• **Extracted records**
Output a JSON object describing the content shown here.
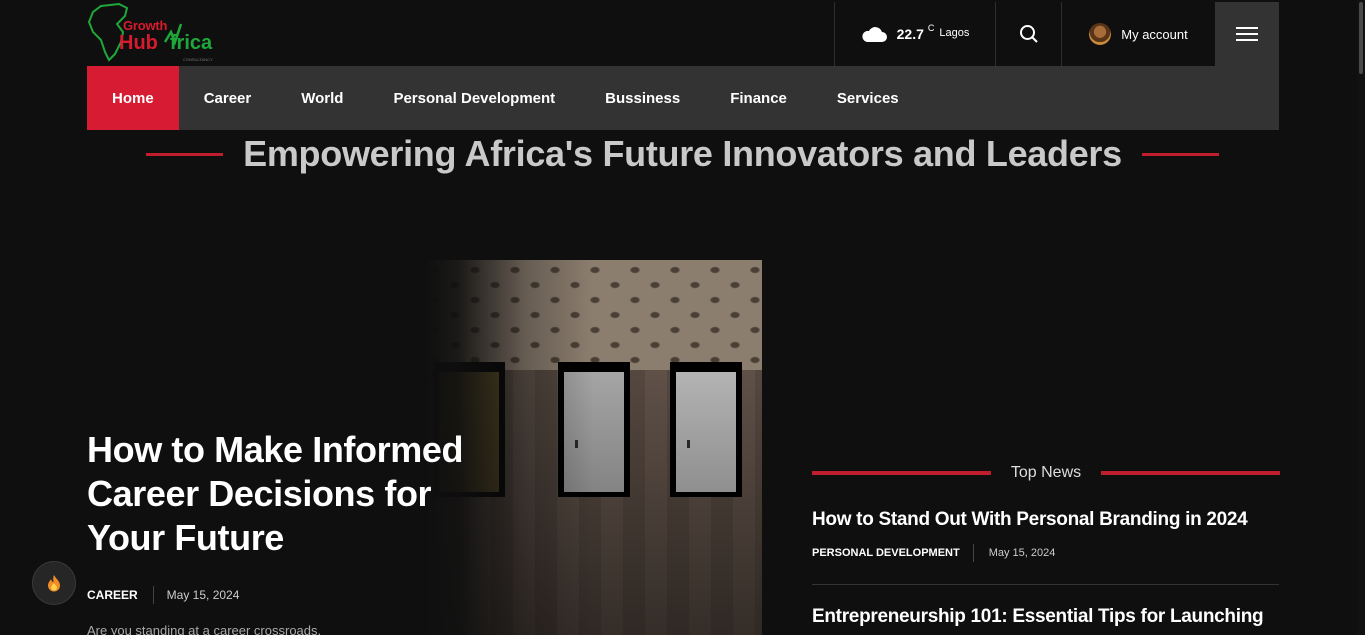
{
  "logo": {
    "top": "Growth",
    "hub": "Hub",
    "africa": "frica",
    "small": "CONSULTANCY"
  },
  "header": {
    "weather": {
      "temp": "22.7",
      "unit": "C",
      "city": "Lagos",
      "icon": "cloud-icon"
    },
    "account_label": "My account"
  },
  "nav": {
    "items": [
      {
        "label": "Home",
        "active": true
      },
      {
        "label": "Career"
      },
      {
        "label": "World"
      },
      {
        "label": "Personal Development"
      },
      {
        "label": "Bussiness"
      },
      {
        "label": "Finance"
      },
      {
        "label": "Services"
      }
    ]
  },
  "tagline": "Empowering Africa's Future Innovators and Leaders",
  "featured": {
    "title": "How to Make Informed Career Decisions for Your Future",
    "category": "CAREER",
    "date": "May 15, 2024",
    "excerpt": "Are you standing at a career crossroads,"
  },
  "top_news": {
    "heading": "Top News",
    "items": [
      {
        "title": "How to Stand Out With Personal Branding in 2024",
        "category": "PERSONAL DEVELOPMENT",
        "date": "May 15, 2024"
      },
      {
        "title": "Entrepreneurship 101: Essential Tips for Launching"
      }
    ]
  },
  "colors": {
    "accent": "#d71b33",
    "background": "#0f0f0f",
    "nav_bg": "#333333"
  }
}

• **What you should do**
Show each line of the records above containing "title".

• **Task result**
    "title": "How to Make Informed Career Decisions for Your Future",
        "title": "How to Stand Out With Personal Branding in 2024",
        "title": "Entrepreneurship 101: Essential Tips for Launching"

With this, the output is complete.